Why not being No.1 is at times better
How do you explain this?
When late Californian singer Jeff Buckley's fans found that the gospel-chorus version of “Hallelujah” sung by a 20-year- old Londoner Alexandra Burke, took the top slot on the UK holiday season charts, they put up a Facebook page to promote his purist cover of the song. In what appeared to be a protest at the manufactured music industry, fans of Jeff Buckley kicked off an Internet campaign to get his classic version to number one instead, through downloads.
Jeff Buckley's version now stands No. 2 on the charts with 81,000 downloads.

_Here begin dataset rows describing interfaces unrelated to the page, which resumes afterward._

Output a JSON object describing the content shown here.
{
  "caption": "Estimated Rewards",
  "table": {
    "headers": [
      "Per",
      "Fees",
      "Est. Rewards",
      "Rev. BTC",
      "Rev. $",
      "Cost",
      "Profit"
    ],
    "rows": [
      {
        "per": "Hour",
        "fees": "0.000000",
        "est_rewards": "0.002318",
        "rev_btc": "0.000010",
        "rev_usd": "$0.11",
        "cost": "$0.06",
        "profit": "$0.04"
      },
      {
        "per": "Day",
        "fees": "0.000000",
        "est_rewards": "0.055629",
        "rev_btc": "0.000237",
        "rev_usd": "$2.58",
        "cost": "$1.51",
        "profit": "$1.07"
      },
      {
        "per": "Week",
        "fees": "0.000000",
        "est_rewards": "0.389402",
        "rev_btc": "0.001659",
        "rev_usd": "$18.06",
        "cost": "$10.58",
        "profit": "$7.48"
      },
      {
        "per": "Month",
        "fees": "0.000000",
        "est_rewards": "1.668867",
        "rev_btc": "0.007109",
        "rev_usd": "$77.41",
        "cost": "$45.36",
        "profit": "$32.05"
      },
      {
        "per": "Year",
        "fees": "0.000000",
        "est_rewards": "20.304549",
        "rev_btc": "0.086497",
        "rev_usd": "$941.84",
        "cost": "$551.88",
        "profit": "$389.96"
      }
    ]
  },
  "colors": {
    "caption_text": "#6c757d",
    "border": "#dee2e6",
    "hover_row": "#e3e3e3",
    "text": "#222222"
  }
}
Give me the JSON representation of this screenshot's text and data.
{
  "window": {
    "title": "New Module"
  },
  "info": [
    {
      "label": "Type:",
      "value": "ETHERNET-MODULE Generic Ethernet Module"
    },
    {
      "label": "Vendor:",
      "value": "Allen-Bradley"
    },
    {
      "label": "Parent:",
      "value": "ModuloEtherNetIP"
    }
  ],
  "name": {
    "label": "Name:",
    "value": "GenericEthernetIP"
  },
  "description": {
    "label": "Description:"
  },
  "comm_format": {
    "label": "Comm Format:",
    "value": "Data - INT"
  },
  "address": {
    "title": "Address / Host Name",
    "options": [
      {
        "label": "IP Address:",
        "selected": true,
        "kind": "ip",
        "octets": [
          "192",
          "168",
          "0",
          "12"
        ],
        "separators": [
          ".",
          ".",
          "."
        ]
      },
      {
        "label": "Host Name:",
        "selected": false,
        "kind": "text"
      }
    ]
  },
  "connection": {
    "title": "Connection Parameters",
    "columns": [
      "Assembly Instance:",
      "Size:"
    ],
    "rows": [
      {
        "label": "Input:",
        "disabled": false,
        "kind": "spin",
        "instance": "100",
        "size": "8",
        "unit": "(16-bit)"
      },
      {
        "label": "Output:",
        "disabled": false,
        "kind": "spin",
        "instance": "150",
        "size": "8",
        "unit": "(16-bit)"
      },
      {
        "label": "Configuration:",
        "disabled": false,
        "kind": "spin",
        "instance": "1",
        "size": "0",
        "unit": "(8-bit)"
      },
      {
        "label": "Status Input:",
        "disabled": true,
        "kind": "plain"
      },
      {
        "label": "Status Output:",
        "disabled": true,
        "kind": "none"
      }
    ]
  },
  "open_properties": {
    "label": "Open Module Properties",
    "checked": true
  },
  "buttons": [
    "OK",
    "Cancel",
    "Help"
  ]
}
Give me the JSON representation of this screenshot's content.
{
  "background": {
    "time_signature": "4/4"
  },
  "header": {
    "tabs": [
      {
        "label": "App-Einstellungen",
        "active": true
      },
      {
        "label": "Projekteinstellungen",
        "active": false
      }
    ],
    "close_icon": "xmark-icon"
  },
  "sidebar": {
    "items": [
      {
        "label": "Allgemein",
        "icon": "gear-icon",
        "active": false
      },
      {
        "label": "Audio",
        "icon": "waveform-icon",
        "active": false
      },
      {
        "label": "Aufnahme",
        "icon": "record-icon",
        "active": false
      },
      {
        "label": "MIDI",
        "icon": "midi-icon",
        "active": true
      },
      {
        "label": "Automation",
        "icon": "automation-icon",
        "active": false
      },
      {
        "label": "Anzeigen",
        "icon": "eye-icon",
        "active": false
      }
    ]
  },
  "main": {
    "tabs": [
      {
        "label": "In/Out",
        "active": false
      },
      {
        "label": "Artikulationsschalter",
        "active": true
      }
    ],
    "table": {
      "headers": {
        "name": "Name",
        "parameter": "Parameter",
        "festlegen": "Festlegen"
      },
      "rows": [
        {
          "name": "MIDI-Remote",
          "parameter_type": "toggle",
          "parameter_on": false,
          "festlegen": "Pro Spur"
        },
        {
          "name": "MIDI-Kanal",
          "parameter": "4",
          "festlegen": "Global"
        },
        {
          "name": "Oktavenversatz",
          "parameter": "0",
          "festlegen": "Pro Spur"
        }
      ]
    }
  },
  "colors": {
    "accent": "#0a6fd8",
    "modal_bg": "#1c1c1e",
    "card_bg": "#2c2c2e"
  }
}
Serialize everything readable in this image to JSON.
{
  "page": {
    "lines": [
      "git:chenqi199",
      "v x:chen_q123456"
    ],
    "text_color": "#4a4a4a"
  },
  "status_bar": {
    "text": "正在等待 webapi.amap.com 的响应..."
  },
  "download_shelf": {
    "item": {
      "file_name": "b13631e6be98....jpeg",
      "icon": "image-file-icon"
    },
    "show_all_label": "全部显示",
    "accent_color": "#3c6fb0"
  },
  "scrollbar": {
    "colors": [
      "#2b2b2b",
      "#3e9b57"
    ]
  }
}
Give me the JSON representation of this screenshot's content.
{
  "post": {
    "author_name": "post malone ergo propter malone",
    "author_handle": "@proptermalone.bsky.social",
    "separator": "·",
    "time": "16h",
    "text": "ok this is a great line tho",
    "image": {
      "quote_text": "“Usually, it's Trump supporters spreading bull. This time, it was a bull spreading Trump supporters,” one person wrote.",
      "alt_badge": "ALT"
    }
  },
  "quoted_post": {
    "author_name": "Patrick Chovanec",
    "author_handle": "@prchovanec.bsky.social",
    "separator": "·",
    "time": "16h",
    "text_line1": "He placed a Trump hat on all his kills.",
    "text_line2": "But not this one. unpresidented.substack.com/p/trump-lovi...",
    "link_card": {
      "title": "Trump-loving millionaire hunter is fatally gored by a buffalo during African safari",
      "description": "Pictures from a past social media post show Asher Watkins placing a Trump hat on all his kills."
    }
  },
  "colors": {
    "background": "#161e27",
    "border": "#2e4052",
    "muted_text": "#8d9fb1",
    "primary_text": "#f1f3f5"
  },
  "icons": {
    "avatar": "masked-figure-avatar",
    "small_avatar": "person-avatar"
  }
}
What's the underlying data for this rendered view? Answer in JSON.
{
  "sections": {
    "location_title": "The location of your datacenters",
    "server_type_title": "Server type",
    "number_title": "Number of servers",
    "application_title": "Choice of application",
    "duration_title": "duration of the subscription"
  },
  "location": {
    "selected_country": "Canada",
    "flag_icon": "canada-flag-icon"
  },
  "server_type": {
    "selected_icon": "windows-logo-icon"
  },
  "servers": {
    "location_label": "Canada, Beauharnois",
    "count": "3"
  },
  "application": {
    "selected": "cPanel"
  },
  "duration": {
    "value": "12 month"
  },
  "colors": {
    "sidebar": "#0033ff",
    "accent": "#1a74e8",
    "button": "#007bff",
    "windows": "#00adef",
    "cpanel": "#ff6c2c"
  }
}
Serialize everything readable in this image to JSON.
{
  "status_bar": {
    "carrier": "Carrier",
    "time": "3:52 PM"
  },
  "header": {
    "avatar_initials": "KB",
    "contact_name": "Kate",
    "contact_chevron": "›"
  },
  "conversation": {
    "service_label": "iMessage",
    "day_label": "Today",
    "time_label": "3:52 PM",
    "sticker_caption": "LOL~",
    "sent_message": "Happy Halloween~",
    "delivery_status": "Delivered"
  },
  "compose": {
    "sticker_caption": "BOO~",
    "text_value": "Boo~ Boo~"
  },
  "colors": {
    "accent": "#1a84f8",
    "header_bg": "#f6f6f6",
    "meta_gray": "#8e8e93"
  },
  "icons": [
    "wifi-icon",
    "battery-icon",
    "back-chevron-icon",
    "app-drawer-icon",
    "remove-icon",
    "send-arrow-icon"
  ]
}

Consumers are at times motivated as much by factors negative, as positive. Negative motivation prompted the desire to bring down an artist (read, the creation of manufactured music industry) from the No.1 slot. This works in tandem with positive inclination to take someone else (read, the purist) up the charts. The interesting point to note is that the former drive is more potent than the latter. This is what works for the No. 2s. Their climb to the top is more often propelled by the consumer's desire to dethrone the No. 1 brand. What's important for No.2 is never to get to No. 1. If it does, it may get a taste of its own medicine. Now that's irony for you.